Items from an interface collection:
——————
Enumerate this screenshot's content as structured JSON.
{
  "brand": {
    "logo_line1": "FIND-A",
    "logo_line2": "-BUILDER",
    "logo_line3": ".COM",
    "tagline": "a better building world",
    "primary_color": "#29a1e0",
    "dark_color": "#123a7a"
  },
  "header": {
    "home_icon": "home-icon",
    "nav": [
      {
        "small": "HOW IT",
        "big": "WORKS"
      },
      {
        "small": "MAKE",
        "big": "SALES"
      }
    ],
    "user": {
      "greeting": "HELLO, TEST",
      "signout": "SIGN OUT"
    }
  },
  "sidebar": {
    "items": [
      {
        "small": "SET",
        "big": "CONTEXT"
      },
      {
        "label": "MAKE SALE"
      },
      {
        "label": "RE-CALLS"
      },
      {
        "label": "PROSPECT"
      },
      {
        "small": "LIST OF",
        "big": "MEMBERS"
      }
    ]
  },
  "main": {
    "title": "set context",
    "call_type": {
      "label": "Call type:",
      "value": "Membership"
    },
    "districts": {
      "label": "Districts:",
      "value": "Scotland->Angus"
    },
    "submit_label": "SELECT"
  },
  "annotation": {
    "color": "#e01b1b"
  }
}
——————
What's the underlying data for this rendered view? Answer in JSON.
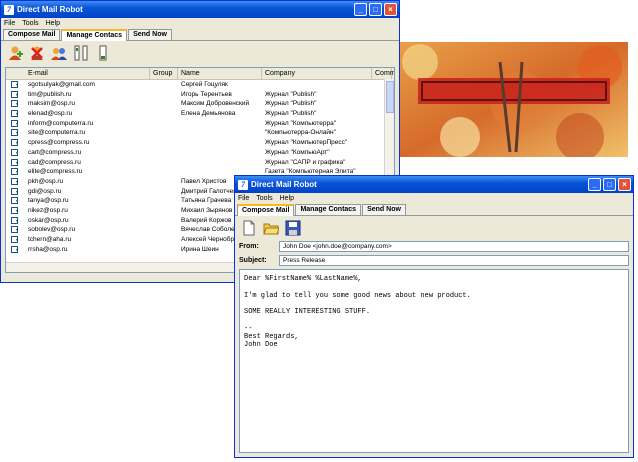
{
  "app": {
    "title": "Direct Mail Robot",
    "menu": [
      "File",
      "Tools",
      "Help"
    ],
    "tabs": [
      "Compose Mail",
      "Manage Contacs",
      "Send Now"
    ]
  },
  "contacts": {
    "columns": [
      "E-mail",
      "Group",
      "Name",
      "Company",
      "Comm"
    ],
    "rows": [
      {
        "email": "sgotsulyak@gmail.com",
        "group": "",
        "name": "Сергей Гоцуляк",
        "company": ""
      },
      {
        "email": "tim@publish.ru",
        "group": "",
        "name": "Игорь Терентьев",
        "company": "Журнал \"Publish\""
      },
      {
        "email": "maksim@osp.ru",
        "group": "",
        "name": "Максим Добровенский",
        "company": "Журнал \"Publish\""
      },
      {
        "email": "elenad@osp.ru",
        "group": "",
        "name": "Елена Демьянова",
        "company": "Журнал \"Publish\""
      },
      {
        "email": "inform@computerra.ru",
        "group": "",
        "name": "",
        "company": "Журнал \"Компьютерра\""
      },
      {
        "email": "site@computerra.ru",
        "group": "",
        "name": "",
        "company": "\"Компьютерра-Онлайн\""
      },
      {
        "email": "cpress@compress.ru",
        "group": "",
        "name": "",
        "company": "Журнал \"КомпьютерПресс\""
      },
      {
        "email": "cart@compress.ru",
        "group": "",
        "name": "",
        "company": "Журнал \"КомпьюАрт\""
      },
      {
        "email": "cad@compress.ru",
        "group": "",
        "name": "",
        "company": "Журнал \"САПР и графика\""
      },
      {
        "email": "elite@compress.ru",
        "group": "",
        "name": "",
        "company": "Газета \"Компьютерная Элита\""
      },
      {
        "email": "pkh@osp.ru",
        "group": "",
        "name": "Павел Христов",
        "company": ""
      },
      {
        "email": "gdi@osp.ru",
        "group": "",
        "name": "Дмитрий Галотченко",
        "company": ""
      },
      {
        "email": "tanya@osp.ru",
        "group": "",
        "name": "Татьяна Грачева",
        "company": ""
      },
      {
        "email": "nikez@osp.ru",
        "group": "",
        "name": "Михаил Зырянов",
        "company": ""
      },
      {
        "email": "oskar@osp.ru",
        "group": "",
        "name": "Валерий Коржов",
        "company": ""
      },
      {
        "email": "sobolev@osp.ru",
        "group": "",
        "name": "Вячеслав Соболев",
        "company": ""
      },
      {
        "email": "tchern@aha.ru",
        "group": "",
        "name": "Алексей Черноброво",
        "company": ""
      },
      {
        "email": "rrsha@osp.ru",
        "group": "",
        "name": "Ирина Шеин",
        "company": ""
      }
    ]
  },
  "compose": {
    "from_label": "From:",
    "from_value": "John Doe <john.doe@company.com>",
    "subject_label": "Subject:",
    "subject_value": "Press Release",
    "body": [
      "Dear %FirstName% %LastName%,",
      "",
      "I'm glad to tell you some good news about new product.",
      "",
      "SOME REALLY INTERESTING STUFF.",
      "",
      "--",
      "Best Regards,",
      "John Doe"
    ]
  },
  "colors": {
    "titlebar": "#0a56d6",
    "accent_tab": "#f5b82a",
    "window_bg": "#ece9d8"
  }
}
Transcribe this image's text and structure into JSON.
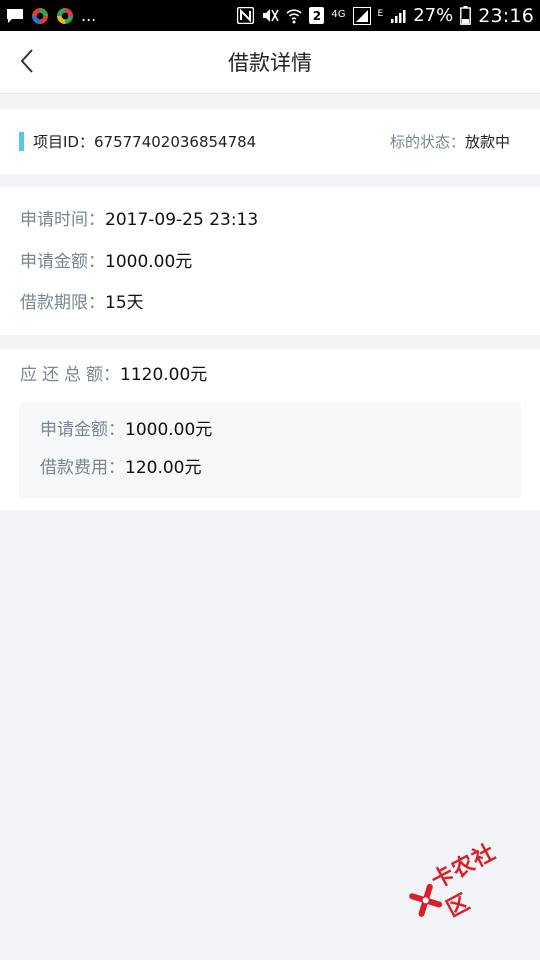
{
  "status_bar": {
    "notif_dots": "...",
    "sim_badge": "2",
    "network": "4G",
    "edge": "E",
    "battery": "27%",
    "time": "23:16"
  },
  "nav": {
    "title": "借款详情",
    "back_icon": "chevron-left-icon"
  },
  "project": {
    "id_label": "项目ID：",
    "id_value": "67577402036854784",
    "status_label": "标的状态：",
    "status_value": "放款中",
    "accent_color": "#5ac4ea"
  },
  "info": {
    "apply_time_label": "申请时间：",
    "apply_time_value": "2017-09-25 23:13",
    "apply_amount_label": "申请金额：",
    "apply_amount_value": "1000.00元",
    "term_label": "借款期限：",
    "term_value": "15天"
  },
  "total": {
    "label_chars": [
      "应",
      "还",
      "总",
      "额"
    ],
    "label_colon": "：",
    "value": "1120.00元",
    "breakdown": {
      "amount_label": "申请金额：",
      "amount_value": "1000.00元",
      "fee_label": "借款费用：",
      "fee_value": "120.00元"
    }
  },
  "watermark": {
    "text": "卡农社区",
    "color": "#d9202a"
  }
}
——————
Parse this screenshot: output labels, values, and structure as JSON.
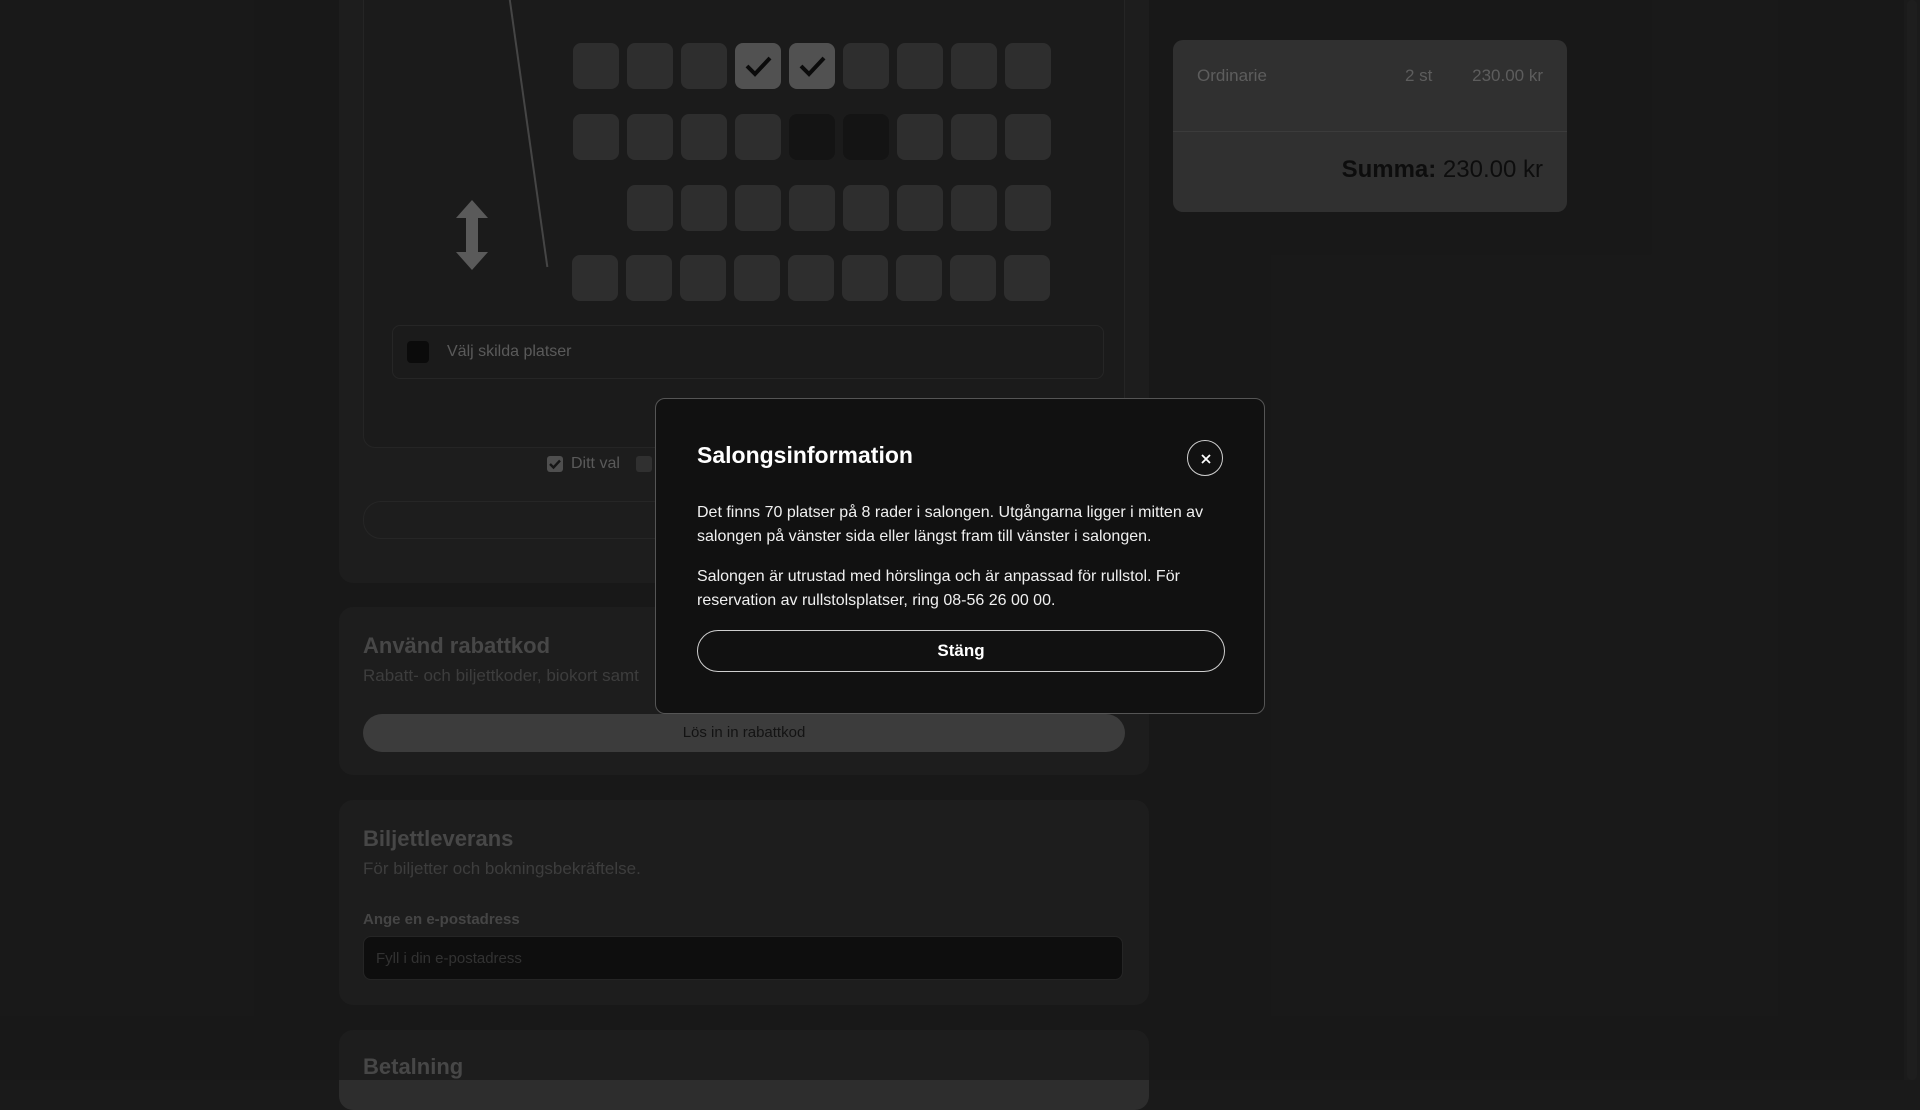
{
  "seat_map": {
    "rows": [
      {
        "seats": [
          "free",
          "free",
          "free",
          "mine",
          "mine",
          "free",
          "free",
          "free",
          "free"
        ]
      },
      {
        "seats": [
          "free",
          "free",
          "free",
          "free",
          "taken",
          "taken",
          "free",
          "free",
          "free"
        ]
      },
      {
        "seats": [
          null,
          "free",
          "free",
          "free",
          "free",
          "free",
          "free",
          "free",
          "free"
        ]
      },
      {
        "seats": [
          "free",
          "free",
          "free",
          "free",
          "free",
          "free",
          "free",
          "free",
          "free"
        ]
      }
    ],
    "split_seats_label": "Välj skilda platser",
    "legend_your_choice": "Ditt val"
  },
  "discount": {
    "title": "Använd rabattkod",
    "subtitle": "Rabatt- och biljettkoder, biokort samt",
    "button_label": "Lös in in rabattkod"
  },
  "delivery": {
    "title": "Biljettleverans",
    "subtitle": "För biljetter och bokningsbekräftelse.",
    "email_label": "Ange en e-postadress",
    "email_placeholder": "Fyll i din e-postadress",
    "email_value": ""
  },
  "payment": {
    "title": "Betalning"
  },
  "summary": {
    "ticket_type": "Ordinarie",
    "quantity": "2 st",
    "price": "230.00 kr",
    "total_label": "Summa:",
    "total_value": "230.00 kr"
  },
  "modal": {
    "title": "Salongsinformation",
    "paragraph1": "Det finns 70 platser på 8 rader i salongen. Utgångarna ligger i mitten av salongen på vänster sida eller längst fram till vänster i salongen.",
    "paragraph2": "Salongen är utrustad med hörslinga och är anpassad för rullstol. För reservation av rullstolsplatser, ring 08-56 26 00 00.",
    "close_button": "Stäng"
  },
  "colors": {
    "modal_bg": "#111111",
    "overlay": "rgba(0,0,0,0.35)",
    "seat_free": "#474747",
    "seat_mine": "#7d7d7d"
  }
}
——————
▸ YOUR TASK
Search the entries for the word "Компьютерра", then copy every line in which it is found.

▸ REPLY TO THE EXERCISE
        "company": "Журнал \"Компьютерра\""
        "company": "\"Компьютерра-Онлайн\""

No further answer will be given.